WASHINGTON -- The only person indicted in the United States in connection with the Sept. 11 terrorist attacks plans to plead guilty to charges that could bring him the death penalty, two federal officials said yesterday.
Zacarias Moussaoui, whose behavior throughout the drawn-out case has raised questions about his mental competence, met yesterday with US District Judge Leonie Brinkema. Afterward, Brinkema pronounced the French citizen fit to enter a plea to the six-count indictment and scheduled a hearing for tomorrow in Alexandria, Va.
''The court finds that the defendant is fully competent to plead guilty to the indictment," Brinkema said in a brief order.
Moussaoui still could change his mind, which he did once before. But if he follows through, it will mark the latest twist in a convoluted, sometimes bizarre, case during which Moussaoui has fought with and insulted his lawyers, the judge, and prosecutors but also has had some surprising legal victories. The government has charged Moussaoui with being part of an Al Qaeda conspiracy to commit terrorism that included the 2001 attacks on the World Trade Center and the Pentagon that killed nearly 3,000 people.
The indictment accuses Moussaoui of conspiracy to commit acts of terrorism, commit aircraft piracy, destroy aircraft, murder government employees, and destroy property. The first four charges carry a maximum sentence of death.
Moussaoui has acknowledged that he is an Al Qaeda member and has pledged his allegiance to terrorist leader Osama bin Laden. But he has consistently denied involvement in the Sept. 11 plot.
Moussaoui attorney Frank Dunham Jr. said he would not comment. His lawyers, however, opposed his first attempt to plead guilty in 2002, which he later withdrew, and have fought to remove the death penalty as a possible sentence.

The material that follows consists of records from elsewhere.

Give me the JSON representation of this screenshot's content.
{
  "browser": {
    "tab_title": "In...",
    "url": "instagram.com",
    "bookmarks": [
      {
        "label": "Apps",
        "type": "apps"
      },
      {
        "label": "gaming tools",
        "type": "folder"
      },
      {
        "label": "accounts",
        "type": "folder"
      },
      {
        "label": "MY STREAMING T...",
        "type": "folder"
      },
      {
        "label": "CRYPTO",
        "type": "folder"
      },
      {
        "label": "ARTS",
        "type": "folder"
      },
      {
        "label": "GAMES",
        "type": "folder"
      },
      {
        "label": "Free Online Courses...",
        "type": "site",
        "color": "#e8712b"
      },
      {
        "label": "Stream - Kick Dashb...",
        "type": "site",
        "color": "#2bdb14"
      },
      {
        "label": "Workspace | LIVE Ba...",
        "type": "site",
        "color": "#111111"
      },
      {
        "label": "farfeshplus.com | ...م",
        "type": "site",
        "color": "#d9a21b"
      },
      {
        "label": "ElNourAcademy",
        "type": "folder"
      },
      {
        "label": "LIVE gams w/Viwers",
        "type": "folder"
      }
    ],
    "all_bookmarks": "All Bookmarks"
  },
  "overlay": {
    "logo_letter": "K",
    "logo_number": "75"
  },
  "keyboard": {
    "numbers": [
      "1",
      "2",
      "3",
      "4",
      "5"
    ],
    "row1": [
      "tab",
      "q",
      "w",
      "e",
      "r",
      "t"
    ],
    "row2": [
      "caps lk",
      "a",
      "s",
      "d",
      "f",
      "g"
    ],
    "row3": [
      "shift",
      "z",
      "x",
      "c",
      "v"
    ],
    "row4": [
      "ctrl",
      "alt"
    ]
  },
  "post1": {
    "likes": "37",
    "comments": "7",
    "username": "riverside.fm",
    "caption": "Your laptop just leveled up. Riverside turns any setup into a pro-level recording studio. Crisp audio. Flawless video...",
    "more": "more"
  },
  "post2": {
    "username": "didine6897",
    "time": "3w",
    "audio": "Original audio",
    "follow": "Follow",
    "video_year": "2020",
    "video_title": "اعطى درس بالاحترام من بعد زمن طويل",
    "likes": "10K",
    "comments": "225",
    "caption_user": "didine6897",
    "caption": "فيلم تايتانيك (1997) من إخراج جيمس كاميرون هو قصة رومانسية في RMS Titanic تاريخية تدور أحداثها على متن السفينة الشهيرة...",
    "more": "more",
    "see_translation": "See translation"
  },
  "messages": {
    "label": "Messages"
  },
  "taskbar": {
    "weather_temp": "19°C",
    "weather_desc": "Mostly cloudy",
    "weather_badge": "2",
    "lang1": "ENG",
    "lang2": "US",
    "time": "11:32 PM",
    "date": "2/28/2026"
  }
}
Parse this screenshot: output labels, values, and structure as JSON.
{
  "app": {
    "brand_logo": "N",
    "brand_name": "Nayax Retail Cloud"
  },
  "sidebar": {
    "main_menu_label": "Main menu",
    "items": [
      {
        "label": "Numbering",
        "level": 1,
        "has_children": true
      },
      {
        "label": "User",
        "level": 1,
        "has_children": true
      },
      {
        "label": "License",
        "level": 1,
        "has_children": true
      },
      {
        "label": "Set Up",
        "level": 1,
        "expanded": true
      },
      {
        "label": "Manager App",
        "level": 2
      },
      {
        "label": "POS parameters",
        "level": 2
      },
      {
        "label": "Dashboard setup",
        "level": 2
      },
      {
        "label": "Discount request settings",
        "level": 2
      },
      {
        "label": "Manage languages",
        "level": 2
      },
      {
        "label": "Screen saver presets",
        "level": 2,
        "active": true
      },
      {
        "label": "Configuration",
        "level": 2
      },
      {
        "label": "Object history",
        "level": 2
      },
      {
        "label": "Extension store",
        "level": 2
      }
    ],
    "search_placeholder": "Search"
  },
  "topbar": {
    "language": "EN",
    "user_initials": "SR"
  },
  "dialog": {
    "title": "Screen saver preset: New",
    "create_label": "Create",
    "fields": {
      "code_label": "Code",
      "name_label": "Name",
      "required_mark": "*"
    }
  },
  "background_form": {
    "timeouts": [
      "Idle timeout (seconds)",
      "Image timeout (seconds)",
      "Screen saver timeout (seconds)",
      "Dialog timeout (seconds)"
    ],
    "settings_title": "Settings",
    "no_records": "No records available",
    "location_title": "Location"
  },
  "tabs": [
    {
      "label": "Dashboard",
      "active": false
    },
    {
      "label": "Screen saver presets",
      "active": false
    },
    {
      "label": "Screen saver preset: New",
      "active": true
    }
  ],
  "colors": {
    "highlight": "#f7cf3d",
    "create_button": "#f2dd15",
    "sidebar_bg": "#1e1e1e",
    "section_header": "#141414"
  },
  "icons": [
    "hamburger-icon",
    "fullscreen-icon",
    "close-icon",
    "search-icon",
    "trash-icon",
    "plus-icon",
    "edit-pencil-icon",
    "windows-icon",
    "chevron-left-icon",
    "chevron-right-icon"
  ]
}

Moussaoui's sentence would be determined in a separate legal proceeding that would follow any plea. Federal prosecutors plan to pursue the death penalty at that time, a government official said, noting that the government made no concessions and did not bargain with Moussaoui over a guilty plea. The official spoke on condition of anonymity because the judge has ordered both sides not to discuss the case publicly.
Despite Brinkema's ruling yesterday, several lawyers said Moussaoui's decision only underscores questions about his competence. They recalled his first attempt to plead guilty, a hearing marked by confusing statements and contentious exchanges with the judge.
''I think his competence is in doubt here," said Peter Margulies, a law professor at Roger Williams University in Rhode Island.
Moussaoui's lawyers still could try to appeal on their client's behalf, although a defendant typically waives his right to appeal when he enters a plea, Margulies said. Moussaoui was in US custody on Sept. 11, 2001, having been arrested the previous month after arousing suspicions at a Minnesota flight school.
Khalid Shaikh Mohammed, the purported Sept. 11 mastermind, considered replacing the pilot of the plane that crashed in Pennsylvania with Moussaoui, according to the Sept. 11 commission report. But Mohammed has told interrogators that Moussaoui actually was being considered for a second wave of attacks still in the planning stages.